Component data from apps and pages:
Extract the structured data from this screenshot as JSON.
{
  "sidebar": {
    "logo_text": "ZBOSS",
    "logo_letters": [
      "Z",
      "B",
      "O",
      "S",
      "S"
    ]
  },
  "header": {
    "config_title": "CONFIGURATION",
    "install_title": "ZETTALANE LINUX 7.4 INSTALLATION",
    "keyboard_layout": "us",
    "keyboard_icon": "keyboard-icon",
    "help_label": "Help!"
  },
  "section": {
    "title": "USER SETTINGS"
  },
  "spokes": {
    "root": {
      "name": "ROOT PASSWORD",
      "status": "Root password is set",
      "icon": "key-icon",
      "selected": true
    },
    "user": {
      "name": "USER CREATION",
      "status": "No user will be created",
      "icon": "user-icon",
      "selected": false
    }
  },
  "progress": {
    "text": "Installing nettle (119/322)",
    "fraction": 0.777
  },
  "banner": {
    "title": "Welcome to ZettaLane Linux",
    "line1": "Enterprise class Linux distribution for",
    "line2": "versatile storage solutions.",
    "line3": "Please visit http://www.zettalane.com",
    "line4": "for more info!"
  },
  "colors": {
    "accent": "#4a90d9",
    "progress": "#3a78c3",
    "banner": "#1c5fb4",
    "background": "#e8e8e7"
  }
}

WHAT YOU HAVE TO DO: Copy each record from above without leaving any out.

REPLY TO THE EXERCISE:
Extract the structured data from this screenshot as JSON.
{
  "sidebar": {
    "logo_text": "ZBOSS",
    "logo_letters": [
      "Z",
      "B",
      "O",
      "S",
      "S"
    ]
  },
  "header": {
    "config_title": "CONFIGURATION",
    "install_title": "ZETTALANE LINUX 7.4 INSTALLATION",
    "keyboard_layout": "us",
    "keyboard_icon": "keyboard-icon",
    "help_label": "Help!"
  },
  "section": {
    "title": "USER SETTINGS"
  },
  "spokes": {
    "root": {
      "name": "ROOT PASSWORD",
      "status": "Root password is set",
      "icon": "key-icon",
      "selected": true
    },
    "user": {
      "name": "USER CREATION",
      "status": "No user will be created",
      "icon": "user-icon",
      "selected": false
    }
  },
  "progress": {
    "text": "Installing nettle (119/322)",
    "fraction": 0.777
  },
  "banner": {
    "title": "Welcome to ZettaLane Linux",
    "line1": "Enterprise class Linux distribution for",
    "line2": "versatile storage solutions.",
    "line3": "Please visit http://www.zettalane.com",
    "line4": "for more info!"
  },
  "colors": {
    "accent": "#4a90d9",
    "progress": "#3a78c3",
    "banner": "#1c5fb4",
    "background": "#e8e8e7"
  }
}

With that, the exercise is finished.